Required work:
Copy out the listing in full, exactly as written, but not its pictures.

Source material:
____________________

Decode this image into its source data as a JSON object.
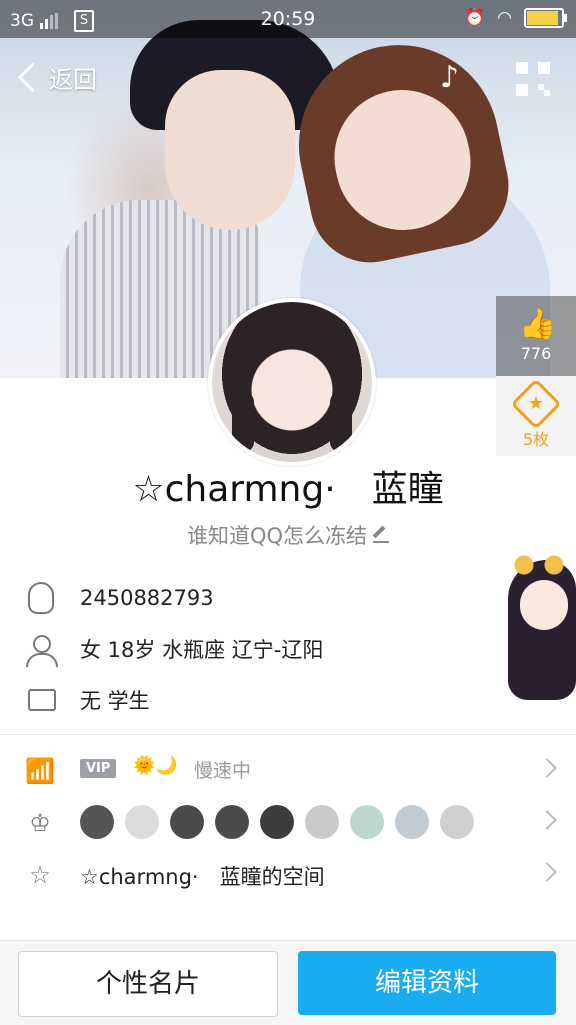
{
  "status_bar": {
    "network": "3G",
    "time": "20:59",
    "battery_level": 0.85
  },
  "nav": {
    "back_label": "返回"
  },
  "profile": {
    "like_count": "776",
    "medal_count": "5枚",
    "name": "☆charmng·　蓝瞳",
    "signature": "谁知道QQ怎么冻结"
  },
  "info": {
    "qq_number": "2450882793",
    "basic": "女  18岁  水瓶座  辽宁-辽阳",
    "occupation": "无 学生"
  },
  "vip": {
    "badge": "VIP",
    "status": "慢速中"
  },
  "zone": {
    "label": "☆charmng·　蓝瞳的空间"
  },
  "buttons": {
    "card": "个性名片",
    "edit": "编辑资料"
  },
  "colors": {
    "accent": "#19acf0",
    "medal": "#f4a11a"
  }
}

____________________

Response box:
Decode this image into its source data as a JSON object.
{
  "status_bar": {
    "network": "3G",
    "time": "20:59",
    "battery_level": 0.85
  },
  "nav": {
    "back_label": "返回"
  },
  "profile": {
    "like_count": "776",
    "medal_count": "5枚",
    "name": "☆charmng·　蓝瞳",
    "signature": "谁知道QQ怎么冻结"
  },
  "info": {
    "qq_number": "2450882793",
    "basic": "女  18岁  水瓶座  辽宁-辽阳",
    "occupation": "无 学生"
  },
  "vip": {
    "badge": "VIP",
    "status": "慢速中"
  },
  "zone": {
    "label": "☆charmng·　蓝瞳的空间"
  },
  "buttons": {
    "card": "个性名片",
    "edit": "编辑资料"
  },
  "colors": {
    "accent": "#19acf0",
    "medal": "#f4a11a"
  }
}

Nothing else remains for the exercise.